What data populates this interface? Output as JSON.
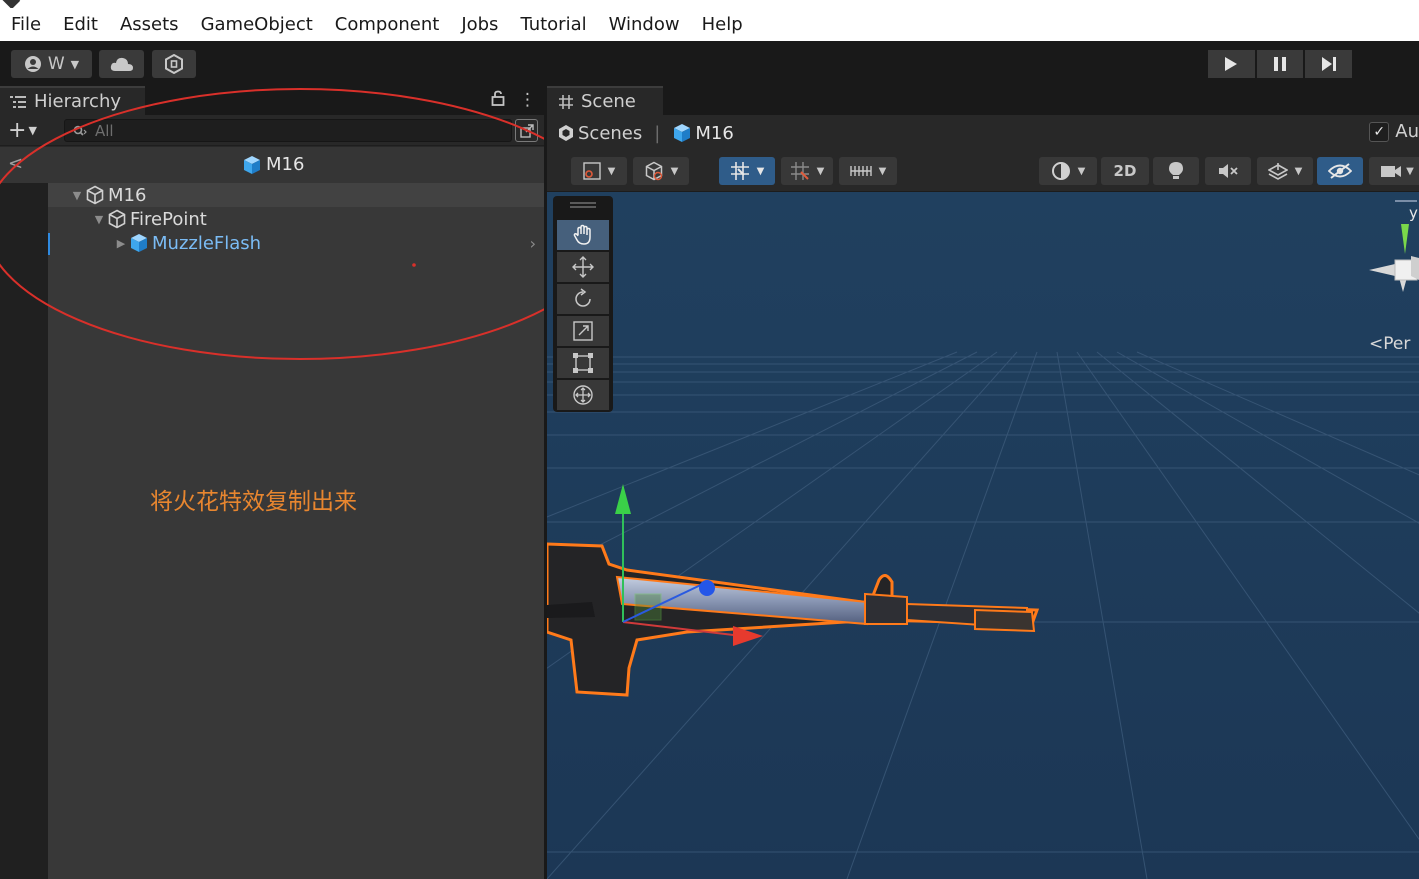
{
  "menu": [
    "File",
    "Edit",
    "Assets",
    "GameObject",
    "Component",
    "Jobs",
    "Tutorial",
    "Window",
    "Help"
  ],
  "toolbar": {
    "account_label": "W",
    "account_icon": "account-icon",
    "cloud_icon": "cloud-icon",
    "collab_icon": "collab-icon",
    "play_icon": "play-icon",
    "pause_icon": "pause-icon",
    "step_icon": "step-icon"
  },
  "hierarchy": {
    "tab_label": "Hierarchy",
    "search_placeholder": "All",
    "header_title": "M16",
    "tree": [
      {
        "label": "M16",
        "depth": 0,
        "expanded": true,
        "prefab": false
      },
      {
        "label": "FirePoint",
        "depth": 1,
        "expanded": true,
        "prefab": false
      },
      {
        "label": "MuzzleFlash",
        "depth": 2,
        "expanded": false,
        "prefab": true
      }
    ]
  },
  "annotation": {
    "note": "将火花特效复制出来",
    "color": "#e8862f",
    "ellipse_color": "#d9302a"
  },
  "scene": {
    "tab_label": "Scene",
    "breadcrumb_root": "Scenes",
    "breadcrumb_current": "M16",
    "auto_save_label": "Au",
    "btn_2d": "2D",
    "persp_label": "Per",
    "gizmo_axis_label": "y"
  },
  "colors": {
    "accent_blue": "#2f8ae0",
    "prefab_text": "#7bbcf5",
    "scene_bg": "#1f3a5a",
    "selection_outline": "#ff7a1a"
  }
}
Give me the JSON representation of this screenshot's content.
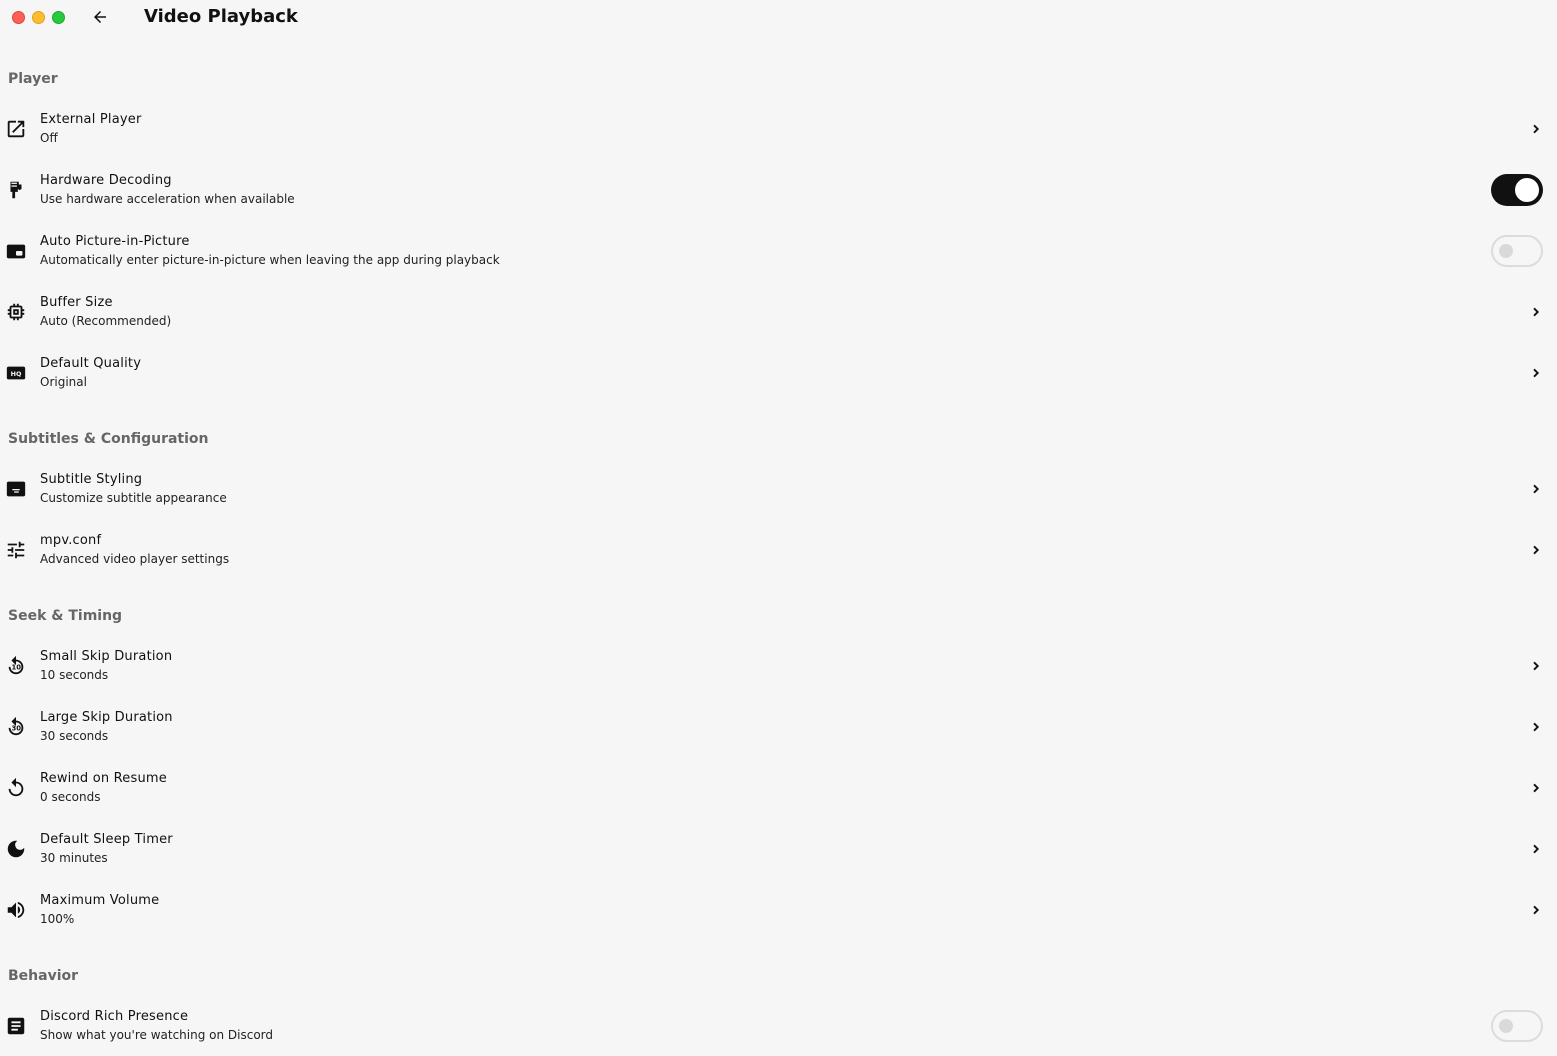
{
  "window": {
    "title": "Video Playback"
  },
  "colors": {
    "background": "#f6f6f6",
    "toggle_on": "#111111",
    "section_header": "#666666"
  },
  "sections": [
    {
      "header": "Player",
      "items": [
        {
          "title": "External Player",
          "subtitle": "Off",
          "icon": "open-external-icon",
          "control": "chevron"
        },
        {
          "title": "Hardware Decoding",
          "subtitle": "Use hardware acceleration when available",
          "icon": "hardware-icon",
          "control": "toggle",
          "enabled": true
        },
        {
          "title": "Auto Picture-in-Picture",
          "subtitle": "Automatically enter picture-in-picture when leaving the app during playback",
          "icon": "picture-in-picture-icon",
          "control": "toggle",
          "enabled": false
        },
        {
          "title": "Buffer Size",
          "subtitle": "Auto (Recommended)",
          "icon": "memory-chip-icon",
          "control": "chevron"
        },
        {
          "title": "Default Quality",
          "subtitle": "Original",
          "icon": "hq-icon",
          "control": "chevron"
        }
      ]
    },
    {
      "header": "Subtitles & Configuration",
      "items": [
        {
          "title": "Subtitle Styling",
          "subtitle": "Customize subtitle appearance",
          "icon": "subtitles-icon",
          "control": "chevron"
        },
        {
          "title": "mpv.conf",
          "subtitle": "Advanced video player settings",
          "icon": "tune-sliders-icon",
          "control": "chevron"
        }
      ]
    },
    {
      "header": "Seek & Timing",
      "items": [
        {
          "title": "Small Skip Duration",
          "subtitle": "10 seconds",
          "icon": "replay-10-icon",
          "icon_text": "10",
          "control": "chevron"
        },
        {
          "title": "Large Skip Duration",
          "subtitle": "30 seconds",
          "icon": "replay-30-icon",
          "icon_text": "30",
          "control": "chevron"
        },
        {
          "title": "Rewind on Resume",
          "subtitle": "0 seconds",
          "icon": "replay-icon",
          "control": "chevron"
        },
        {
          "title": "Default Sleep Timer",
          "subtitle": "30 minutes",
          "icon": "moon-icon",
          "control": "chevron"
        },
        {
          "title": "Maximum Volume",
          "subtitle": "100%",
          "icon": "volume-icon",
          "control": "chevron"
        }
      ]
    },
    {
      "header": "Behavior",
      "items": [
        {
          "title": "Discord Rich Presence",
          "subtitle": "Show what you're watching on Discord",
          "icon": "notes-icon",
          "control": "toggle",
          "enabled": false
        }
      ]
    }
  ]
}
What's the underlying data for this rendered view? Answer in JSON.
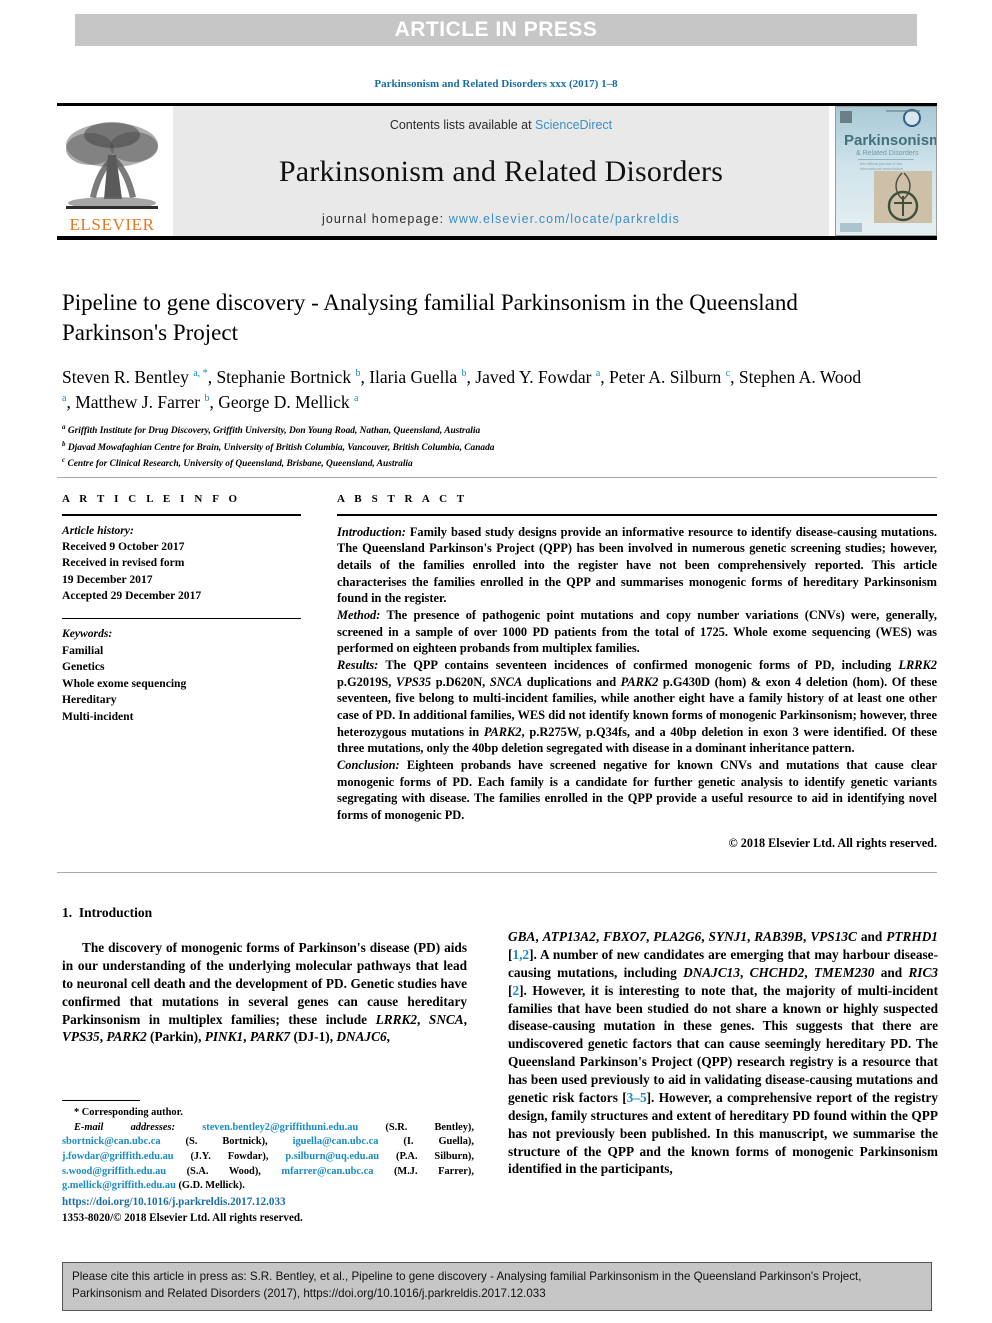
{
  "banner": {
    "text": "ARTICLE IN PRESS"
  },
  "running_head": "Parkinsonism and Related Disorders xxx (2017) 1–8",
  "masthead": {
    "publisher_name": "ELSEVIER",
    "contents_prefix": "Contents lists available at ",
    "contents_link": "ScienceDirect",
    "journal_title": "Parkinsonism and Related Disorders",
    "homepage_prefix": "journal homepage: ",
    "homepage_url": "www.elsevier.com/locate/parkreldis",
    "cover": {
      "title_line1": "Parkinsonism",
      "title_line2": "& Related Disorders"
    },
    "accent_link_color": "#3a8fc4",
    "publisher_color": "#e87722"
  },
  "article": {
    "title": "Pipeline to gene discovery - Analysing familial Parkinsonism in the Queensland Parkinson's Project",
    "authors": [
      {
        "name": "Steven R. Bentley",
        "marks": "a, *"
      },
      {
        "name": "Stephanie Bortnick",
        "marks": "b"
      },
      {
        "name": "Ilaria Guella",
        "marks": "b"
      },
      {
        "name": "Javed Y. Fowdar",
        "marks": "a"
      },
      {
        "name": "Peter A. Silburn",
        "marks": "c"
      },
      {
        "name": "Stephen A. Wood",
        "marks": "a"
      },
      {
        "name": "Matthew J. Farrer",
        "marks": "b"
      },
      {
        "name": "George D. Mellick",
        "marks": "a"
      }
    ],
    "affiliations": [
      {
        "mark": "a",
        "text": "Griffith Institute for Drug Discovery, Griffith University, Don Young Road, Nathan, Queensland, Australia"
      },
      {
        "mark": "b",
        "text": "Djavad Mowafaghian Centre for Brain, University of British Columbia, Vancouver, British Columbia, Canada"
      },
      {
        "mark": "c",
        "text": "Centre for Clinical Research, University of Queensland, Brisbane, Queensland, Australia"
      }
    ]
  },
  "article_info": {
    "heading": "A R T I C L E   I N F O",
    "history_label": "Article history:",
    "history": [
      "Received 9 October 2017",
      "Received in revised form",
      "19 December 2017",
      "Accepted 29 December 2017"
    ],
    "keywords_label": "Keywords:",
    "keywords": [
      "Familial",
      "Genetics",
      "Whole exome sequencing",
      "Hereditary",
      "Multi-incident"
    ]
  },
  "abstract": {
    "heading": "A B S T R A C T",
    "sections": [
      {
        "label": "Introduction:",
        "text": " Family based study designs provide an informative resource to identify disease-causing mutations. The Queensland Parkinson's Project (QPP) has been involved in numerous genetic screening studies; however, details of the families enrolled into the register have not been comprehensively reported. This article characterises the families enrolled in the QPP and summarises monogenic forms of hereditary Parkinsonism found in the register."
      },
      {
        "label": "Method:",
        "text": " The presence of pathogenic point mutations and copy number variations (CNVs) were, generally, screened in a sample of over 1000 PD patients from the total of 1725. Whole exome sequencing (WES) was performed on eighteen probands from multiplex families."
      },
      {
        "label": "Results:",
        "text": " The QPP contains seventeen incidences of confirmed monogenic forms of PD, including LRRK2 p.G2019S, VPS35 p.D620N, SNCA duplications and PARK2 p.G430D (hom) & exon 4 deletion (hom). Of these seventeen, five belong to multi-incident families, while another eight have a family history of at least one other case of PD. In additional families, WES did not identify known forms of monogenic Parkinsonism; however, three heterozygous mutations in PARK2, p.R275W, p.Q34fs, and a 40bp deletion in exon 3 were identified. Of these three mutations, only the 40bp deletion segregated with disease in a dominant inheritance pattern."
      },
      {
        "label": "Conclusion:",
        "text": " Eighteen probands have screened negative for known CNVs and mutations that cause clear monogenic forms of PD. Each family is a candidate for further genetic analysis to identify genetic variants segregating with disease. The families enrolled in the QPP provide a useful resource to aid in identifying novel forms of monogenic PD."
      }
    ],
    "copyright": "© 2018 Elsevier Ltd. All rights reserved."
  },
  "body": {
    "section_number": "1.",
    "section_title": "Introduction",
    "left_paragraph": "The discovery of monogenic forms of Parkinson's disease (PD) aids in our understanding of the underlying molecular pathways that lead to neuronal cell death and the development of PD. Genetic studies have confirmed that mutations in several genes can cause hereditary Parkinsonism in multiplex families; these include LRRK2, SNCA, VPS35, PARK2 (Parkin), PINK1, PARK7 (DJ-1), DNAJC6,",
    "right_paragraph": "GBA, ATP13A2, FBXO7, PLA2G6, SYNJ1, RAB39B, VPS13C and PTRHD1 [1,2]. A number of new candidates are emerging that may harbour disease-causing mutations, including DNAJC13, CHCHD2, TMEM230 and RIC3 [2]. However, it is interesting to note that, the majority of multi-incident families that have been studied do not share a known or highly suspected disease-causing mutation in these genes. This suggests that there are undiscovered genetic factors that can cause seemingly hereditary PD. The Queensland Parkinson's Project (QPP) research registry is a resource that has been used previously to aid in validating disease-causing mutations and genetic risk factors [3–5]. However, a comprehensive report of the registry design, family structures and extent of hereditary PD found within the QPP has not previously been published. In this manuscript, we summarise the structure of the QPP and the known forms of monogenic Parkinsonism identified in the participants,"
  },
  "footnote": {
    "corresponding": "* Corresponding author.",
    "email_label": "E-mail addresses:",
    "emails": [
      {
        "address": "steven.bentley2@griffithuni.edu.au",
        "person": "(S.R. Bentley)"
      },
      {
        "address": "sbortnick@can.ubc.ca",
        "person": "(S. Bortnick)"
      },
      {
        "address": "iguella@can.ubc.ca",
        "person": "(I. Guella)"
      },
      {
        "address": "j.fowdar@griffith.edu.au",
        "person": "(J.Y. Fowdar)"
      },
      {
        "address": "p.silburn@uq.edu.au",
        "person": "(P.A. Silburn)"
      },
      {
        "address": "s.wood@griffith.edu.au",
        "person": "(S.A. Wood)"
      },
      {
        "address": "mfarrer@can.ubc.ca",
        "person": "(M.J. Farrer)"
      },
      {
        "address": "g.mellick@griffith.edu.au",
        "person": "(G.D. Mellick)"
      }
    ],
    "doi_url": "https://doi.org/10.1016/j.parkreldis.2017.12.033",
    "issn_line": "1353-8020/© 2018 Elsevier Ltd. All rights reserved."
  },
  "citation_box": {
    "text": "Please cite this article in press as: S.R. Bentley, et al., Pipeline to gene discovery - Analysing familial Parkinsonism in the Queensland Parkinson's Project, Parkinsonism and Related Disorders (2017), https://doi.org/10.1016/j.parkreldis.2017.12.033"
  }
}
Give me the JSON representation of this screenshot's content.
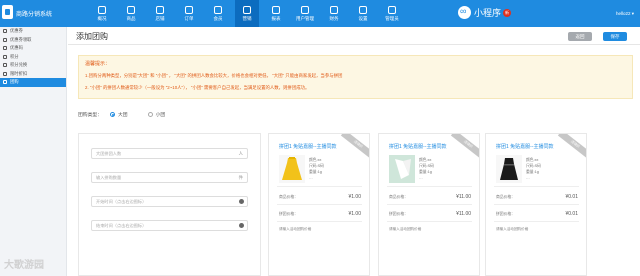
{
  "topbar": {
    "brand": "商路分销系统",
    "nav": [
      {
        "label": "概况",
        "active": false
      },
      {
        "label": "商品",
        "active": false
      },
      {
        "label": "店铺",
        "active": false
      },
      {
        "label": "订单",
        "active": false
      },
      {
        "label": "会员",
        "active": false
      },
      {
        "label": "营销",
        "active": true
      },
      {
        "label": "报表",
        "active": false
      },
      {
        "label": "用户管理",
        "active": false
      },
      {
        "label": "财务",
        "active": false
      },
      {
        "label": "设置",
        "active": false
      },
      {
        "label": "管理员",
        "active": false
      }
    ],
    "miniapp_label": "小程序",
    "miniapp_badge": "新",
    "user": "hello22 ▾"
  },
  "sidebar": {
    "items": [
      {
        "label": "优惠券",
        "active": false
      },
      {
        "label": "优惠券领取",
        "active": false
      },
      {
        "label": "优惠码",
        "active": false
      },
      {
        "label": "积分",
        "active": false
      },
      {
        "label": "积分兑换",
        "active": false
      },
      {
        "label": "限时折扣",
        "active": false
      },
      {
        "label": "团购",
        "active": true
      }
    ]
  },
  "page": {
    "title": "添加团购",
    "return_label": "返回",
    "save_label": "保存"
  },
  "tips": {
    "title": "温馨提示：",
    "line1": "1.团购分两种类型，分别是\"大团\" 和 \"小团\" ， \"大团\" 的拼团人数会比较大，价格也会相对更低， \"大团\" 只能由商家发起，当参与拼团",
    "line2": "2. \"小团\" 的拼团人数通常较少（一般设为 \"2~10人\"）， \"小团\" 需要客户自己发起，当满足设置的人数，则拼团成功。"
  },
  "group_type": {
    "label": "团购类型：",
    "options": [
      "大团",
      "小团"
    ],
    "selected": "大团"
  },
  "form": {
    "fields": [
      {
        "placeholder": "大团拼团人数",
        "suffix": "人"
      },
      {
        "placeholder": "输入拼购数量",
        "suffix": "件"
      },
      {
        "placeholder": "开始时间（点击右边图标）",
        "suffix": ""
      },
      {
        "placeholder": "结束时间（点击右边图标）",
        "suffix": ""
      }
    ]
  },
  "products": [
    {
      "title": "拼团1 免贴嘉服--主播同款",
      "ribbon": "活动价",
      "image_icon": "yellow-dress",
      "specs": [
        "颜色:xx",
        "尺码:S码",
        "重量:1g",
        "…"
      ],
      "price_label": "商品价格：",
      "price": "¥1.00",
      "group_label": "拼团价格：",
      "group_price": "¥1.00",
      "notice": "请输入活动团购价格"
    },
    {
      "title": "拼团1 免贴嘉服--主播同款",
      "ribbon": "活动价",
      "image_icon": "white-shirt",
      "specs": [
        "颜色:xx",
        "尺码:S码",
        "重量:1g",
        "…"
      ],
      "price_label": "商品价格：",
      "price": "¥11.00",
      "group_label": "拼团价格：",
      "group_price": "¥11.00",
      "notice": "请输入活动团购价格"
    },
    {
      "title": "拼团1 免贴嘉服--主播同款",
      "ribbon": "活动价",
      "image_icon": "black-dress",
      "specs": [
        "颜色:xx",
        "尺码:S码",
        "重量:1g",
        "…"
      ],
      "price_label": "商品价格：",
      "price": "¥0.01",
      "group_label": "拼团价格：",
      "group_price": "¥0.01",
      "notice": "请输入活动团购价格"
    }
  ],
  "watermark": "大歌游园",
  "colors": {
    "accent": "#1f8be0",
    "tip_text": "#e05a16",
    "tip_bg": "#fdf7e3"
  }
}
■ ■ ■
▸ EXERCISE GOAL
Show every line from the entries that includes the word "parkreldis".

▸ EXERCISE OUTPUT
    "homepage_url": "www.elsevier.com/locate/parkreldis",
    "doi_url": "https://doi.org/10.1016/j.parkreldis.2017.12.033",
    "text": "Please cite this article in press as: S.R. Bentley, et al., Pipeline to gene discovery - Analysing familial Parkinsonism in the Queensland Parkinson's Project, Parkinsonism and Related Disorders (2017), https://doi.org/10.1016/j.parkreldis.2017.12.033"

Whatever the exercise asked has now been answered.